I thought of Joni’s longsuffering recently while reading about another young woman who was struck down, this one by a strange, terminal disease that coiled throughout her body, causing her constant, intense pain. Sometimes the pain made her curl up and cry out when she was in the middle of conversations. For the last three years this woman, Sara Frankl, was confined to the four walls of her apartment, reaching out to others through a blog she kept.

Sometimes Sara could scarcely breathe. Sometimes she could hardly walk. But she radiated peace, and she shared joy with everyone she came in contact with.

She said, “I choose the joy. When something is going badly and I’m dwelling on it, I think instead of something for which I am grateful. I swear to you, it’s as simple as that. You just have to decide today, and again tomorrow. And before you know it, you’ll have an attitude of joy more than any other attitude you have at your disposal.”

Life slashes at everyone, sooner or later, as surely as the sunrise. But for most of us, times of great trouble are intersected by large swathes of ordinary life – times during which it’s all too easy to slide into dissatisfaction.

Life is unfair.

This is too hard.

I can’t believe he did that.

We slog through our days, feeling restless, burdened, impatient.

And then, occasionally, the road is illuminated, by one who is traveling the roughest patches of it. A fellow pilgrim stands in the midst of unspeakable circumstances, like a small candle glimmering in the middle of a hurricane, and speaks words of sweetness and life.

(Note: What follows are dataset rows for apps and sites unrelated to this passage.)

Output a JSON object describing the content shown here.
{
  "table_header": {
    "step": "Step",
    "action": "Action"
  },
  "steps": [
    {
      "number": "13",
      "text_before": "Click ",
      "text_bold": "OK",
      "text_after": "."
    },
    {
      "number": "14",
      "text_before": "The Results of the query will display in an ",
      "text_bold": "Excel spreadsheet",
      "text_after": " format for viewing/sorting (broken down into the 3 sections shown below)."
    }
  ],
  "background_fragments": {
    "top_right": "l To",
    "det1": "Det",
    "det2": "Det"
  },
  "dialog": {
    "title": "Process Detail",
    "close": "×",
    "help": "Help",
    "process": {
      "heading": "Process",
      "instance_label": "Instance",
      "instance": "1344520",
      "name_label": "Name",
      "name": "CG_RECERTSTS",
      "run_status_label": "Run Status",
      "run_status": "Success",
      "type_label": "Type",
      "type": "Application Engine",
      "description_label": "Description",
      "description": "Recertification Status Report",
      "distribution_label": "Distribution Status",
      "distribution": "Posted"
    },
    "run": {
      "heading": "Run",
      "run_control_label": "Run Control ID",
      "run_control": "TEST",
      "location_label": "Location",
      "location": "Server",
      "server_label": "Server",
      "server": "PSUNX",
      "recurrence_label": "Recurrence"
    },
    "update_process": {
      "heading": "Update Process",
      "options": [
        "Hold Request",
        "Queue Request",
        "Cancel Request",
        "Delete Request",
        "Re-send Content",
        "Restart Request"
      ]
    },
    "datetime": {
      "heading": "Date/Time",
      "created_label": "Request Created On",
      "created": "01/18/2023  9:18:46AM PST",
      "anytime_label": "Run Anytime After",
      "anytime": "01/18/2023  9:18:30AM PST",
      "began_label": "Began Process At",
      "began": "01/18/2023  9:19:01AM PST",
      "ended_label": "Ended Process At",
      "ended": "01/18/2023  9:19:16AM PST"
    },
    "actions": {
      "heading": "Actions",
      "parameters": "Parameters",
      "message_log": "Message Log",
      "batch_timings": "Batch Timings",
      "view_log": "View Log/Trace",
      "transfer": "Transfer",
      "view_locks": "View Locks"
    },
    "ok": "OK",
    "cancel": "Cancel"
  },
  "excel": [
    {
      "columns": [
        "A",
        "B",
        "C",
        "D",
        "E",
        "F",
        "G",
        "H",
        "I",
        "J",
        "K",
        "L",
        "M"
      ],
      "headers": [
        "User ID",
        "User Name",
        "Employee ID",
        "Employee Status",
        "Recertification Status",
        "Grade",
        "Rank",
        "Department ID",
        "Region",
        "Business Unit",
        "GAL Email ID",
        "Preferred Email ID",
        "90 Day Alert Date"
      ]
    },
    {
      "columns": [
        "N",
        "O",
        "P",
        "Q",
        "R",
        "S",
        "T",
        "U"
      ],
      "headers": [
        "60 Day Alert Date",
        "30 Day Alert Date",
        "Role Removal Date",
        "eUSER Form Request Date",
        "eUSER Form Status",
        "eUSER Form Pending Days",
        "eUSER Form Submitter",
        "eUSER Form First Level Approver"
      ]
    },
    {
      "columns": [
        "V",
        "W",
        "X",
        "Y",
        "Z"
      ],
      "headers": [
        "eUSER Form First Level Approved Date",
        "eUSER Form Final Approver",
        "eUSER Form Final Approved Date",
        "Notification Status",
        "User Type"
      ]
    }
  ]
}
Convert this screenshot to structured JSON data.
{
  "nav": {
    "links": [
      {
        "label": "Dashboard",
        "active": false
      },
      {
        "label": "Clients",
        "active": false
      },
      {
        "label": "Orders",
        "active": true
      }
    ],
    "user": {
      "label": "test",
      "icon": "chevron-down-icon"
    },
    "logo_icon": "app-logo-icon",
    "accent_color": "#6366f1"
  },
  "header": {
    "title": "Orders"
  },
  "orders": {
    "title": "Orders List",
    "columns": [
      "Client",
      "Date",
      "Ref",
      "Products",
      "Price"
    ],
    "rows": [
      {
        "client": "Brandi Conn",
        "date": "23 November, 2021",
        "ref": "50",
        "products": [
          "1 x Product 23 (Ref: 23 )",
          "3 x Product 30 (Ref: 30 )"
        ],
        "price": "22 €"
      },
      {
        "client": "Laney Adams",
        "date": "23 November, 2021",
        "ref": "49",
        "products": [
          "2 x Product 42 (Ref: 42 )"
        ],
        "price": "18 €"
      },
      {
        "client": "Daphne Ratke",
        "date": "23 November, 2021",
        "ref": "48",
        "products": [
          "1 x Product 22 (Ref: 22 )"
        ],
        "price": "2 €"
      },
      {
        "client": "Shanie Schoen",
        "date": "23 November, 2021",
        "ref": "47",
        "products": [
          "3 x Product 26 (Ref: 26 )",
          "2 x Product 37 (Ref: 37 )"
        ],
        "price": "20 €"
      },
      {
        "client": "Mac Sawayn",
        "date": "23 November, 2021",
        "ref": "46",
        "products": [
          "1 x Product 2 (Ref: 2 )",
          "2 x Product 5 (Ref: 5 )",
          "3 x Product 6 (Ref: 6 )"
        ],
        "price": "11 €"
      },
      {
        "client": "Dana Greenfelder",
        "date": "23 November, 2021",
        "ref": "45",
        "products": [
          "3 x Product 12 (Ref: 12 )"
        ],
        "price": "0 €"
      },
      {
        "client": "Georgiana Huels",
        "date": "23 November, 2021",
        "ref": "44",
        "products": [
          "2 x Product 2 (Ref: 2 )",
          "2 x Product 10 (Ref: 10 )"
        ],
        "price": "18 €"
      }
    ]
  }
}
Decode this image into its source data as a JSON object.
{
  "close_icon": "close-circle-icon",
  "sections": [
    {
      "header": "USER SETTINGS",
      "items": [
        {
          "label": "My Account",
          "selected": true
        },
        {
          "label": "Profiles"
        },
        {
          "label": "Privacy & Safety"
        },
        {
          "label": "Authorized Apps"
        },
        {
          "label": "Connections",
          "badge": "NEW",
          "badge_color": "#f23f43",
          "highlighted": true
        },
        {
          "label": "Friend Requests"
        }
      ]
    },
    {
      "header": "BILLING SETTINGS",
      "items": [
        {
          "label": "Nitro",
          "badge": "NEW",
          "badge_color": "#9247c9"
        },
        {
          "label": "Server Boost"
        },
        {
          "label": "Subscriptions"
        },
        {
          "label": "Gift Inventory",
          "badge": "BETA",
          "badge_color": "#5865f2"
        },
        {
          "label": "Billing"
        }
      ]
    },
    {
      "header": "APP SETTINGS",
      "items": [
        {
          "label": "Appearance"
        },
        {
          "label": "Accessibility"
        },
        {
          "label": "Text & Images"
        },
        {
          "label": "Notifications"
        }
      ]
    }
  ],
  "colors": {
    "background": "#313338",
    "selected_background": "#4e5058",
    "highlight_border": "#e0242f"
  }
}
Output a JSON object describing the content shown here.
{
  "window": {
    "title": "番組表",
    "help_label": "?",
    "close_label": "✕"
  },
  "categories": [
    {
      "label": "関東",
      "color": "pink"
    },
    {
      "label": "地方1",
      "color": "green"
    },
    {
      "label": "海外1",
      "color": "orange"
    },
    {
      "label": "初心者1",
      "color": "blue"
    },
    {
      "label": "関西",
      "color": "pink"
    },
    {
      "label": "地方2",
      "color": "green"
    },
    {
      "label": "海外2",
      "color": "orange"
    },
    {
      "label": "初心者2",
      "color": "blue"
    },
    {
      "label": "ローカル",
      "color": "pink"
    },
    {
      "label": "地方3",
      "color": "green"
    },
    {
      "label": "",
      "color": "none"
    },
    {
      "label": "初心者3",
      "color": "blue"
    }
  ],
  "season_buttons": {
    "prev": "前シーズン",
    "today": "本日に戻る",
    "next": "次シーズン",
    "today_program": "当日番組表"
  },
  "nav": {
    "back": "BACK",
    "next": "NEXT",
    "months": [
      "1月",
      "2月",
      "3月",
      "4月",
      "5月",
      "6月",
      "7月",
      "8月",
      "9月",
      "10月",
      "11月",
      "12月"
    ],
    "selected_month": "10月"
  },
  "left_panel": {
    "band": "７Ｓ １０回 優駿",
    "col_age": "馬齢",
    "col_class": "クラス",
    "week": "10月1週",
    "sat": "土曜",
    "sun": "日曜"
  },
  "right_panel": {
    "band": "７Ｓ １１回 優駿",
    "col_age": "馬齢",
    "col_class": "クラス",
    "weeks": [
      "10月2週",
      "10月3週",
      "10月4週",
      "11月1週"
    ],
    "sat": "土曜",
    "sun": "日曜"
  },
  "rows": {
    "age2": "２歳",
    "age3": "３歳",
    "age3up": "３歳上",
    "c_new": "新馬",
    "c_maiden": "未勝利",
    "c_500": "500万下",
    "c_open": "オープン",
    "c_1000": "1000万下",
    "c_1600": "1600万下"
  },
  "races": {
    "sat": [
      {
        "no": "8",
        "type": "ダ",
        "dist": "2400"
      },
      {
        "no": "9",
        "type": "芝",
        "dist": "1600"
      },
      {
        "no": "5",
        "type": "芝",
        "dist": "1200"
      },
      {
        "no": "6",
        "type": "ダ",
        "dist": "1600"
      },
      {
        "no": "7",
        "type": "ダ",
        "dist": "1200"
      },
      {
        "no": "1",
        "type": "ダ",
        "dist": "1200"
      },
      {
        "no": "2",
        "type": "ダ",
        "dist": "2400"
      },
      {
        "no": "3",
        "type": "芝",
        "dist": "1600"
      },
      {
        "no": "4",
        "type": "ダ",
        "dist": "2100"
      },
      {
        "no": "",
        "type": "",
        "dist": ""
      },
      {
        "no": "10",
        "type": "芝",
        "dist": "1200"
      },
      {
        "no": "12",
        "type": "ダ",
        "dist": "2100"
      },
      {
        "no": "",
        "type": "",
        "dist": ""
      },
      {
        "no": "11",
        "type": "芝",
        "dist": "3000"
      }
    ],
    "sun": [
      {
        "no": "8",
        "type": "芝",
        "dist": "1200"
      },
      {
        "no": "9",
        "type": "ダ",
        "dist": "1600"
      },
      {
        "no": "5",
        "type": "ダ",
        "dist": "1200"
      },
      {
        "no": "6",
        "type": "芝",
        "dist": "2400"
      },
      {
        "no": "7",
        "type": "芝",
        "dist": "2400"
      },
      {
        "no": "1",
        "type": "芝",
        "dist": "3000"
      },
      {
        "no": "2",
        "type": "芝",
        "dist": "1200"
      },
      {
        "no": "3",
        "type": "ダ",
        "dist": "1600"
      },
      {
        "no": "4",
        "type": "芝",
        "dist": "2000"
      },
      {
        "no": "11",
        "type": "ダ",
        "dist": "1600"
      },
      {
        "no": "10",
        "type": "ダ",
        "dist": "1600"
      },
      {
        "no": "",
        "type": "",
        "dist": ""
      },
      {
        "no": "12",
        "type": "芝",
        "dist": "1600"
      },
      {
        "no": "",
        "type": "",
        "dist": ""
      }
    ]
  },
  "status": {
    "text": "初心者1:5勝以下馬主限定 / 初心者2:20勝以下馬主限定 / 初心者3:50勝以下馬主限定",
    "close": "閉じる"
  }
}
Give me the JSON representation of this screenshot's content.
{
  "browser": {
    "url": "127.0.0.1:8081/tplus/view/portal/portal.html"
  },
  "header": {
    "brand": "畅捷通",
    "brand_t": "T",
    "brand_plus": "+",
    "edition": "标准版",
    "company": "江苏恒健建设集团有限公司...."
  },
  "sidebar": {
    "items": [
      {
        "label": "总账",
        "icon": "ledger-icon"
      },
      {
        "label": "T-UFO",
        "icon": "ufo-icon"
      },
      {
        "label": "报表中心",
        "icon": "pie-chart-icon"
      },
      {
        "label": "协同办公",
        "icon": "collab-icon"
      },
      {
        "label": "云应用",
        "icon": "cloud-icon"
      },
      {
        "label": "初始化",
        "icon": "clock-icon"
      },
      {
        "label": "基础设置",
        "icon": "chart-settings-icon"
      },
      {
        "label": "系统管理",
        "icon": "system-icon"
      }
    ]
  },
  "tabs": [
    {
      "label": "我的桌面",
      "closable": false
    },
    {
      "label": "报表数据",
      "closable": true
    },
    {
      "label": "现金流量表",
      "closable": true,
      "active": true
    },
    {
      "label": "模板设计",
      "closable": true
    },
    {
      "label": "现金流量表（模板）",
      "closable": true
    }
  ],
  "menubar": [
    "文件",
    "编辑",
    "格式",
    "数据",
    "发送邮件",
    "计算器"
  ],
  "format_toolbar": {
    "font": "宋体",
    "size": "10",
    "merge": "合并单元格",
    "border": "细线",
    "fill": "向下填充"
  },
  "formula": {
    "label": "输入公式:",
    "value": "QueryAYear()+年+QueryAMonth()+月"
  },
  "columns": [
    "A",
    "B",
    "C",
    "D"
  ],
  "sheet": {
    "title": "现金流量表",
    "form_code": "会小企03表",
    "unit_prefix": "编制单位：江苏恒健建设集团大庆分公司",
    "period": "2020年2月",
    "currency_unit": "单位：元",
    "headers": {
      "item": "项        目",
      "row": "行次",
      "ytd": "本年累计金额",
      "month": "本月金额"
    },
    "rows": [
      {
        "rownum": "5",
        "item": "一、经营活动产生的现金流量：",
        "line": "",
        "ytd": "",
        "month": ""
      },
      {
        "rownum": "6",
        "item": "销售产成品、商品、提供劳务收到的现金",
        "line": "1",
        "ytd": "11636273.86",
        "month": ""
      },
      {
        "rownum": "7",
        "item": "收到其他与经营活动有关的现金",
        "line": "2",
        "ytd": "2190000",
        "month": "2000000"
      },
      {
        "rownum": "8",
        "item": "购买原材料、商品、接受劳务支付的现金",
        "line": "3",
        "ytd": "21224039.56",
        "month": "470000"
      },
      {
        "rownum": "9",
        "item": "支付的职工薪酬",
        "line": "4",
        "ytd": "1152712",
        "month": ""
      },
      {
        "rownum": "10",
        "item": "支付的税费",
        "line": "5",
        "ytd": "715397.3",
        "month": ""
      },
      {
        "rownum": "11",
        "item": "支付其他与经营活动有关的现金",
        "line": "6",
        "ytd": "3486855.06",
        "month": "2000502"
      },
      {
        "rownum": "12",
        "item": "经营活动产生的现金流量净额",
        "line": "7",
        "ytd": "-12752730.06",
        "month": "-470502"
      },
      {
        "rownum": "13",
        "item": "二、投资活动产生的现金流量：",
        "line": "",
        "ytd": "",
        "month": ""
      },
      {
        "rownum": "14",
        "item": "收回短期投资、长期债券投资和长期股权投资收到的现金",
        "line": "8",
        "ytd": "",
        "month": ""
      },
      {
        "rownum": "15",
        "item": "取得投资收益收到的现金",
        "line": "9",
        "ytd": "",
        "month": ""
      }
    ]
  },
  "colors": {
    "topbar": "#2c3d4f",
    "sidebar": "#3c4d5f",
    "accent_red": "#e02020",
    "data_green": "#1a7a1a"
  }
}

Reminding us.

Humbling us.

I cannot imagine being chained to a wheelchair, unable to run or roam or pace or escape. I can’t imagine being unable to care for myself, to fend for myself, to live for myself.

And I can’t imagine living with pervasive, unremitting pain. Pain that drives spikes through your wrists, and nails you to itself. Pain that has no end point and will accept no walking papers.

Sara and Joni. Two pilgrims enclosed in two very different prisons. One of whom could not set foot outside her apartment and one of whom can not set foot anywhere, at all. Two broken bodies encasing spirits that shine steadily in the darkest storm, casting beautiful light for the rest of us.

We who are so blessed.

We who can be so blind to our blessings.

A couple of weeks ago, the on-line world learned that Sara was dying. And certain corners of the blogosphere were suddenly filled with Sara’s words, her story. Reams of virtual paper were devoted to her odyssey, as famous friends paid tribute to her and hundreds of readers, learning of her for the first time, were stunned by her transcendent message.

Sara passed through to Heaven on September 24, at thirty-eight years old. She may have ended this life as a housebound invalid, un-rich, un-glamorous. But her light shone brighter and brighter as the end neared, spreading until it could have filled a stadium, until this world could not even contain it – and on and on she went.

Google Sara Frankl, and see how many results you get. By the end, she was no longer a candle – she was a comet. And in her story, through her words and through her shining spirit, she left behind enough light for us all.